▶ _Exercise goal_: Give the data again exactly as it is written.

Element data from apps and pages:
------------------------------------------------

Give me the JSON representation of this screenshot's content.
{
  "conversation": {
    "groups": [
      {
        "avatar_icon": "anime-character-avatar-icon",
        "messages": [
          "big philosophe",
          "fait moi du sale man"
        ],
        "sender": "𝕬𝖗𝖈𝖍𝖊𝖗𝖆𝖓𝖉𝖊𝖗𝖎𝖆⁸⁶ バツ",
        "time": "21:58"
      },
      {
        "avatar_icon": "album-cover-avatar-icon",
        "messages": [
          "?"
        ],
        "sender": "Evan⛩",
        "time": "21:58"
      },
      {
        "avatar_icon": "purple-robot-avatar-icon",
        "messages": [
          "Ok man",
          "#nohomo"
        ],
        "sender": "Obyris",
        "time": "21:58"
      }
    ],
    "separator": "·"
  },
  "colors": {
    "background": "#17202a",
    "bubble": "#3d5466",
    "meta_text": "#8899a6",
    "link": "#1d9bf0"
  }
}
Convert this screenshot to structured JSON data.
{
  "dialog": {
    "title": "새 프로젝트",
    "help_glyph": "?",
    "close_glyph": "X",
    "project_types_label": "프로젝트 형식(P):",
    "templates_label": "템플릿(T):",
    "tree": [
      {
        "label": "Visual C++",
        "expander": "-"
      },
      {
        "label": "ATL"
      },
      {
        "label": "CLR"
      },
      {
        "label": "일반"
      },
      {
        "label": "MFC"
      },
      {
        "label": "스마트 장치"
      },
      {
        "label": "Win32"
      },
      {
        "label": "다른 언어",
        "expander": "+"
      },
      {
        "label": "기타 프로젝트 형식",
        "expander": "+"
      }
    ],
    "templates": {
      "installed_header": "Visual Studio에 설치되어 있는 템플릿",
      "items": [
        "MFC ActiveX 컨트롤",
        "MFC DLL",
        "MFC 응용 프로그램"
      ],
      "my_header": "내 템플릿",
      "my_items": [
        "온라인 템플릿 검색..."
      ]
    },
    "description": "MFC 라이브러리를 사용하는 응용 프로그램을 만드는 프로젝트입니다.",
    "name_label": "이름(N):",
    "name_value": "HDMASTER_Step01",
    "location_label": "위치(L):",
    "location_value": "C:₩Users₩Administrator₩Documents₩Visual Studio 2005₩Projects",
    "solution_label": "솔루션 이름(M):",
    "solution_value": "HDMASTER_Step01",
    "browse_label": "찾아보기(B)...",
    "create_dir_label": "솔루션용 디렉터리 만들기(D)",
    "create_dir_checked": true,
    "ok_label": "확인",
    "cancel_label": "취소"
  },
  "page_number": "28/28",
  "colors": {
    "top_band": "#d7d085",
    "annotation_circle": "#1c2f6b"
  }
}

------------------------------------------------

▶ _Written response_:
Give me the JSON representation of this screenshot's content.
{
  "conversation": {
    "groups": [
      {
        "avatar_icon": "anime-character-avatar-icon",
        "messages": [
          "big philosophe",
          "fait moi du sale man"
        ],
        "sender": "𝕬𝖗𝖈𝖍𝖊𝖗𝖆𝖓𝖉𝖊𝖗𝖎𝖆⁸⁶ バツ",
        "time": "21:58"
      },
      {
        "avatar_icon": "album-cover-avatar-icon",
        "messages": [
          "?"
        ],
        "sender": "Evan⛩",
        "time": "21:58"
      },
      {
        "avatar_icon": "purple-robot-avatar-icon",
        "messages": [
          "Ok man",
          "#nohomo"
        ],
        "sender": "Obyris",
        "time": "21:58"
      }
    ],
    "separator": "·"
  },
  "colors": {
    "background": "#17202a",
    "bubble": "#3d5466",
    "meta_text": "#8899a6",
    "link": "#1d9bf0"
  }
}
Convert this screenshot to structured JSON data.
{
  "dialog": {
    "title": "새 프로젝트",
    "help_glyph": "?",
    "close_glyph": "X",
    "project_types_label": "프로젝트 형식(P):",
    "templates_label": "템플릿(T):",
    "tree": [
      {
        "label": "Visual C++",
        "expander": "-"
      },
      {
        "label": "ATL"
      },
      {
        "label": "CLR"
      },
      {
        "label": "일반"
      },
      {
        "label": "MFC"
      },
      {
        "label": "스마트 장치"
      },
      {
        "label": "Win32"
      },
      {
        "label": "다른 언어",
        "expander": "+"
      },
      {
        "label": "기타 프로젝트 형식",
        "expander": "+"
      }
    ],
    "templates": {
      "installed_header": "Visual Studio에 설치되어 있는 템플릿",
      "items": [
        "MFC ActiveX 컨트롤",
        "MFC DLL",
        "MFC 응용 프로그램"
      ],
      "my_header": "내 템플릿",
      "my_items": [
        "온라인 템플릿 검색..."
      ]
    },
    "description": "MFC 라이브러리를 사용하는 응용 프로그램을 만드는 프로젝트입니다.",
    "name_label": "이름(N):",
    "name_value": "HDMASTER_Step01",
    "location_label": "위치(L):",
    "location_value": "C:₩Users₩Administrator₩Documents₩Visual Studio 2005₩Projects",
    "solution_label": "솔루션 이름(M):",
    "solution_value": "HDMASTER_Step01",
    "browse_label": "찾아보기(B)...",
    "create_dir_label": "솔루션용 디렉터리 만들기(D)",
    "create_dir_checked": true,
    "ok_label": "확인",
    "cancel_label": "취소"
  },
  "page_number": "28/28",
  "colors": {
    "top_band": "#d7d085",
    "annotation_circle": "#1c2f6b"
  }
}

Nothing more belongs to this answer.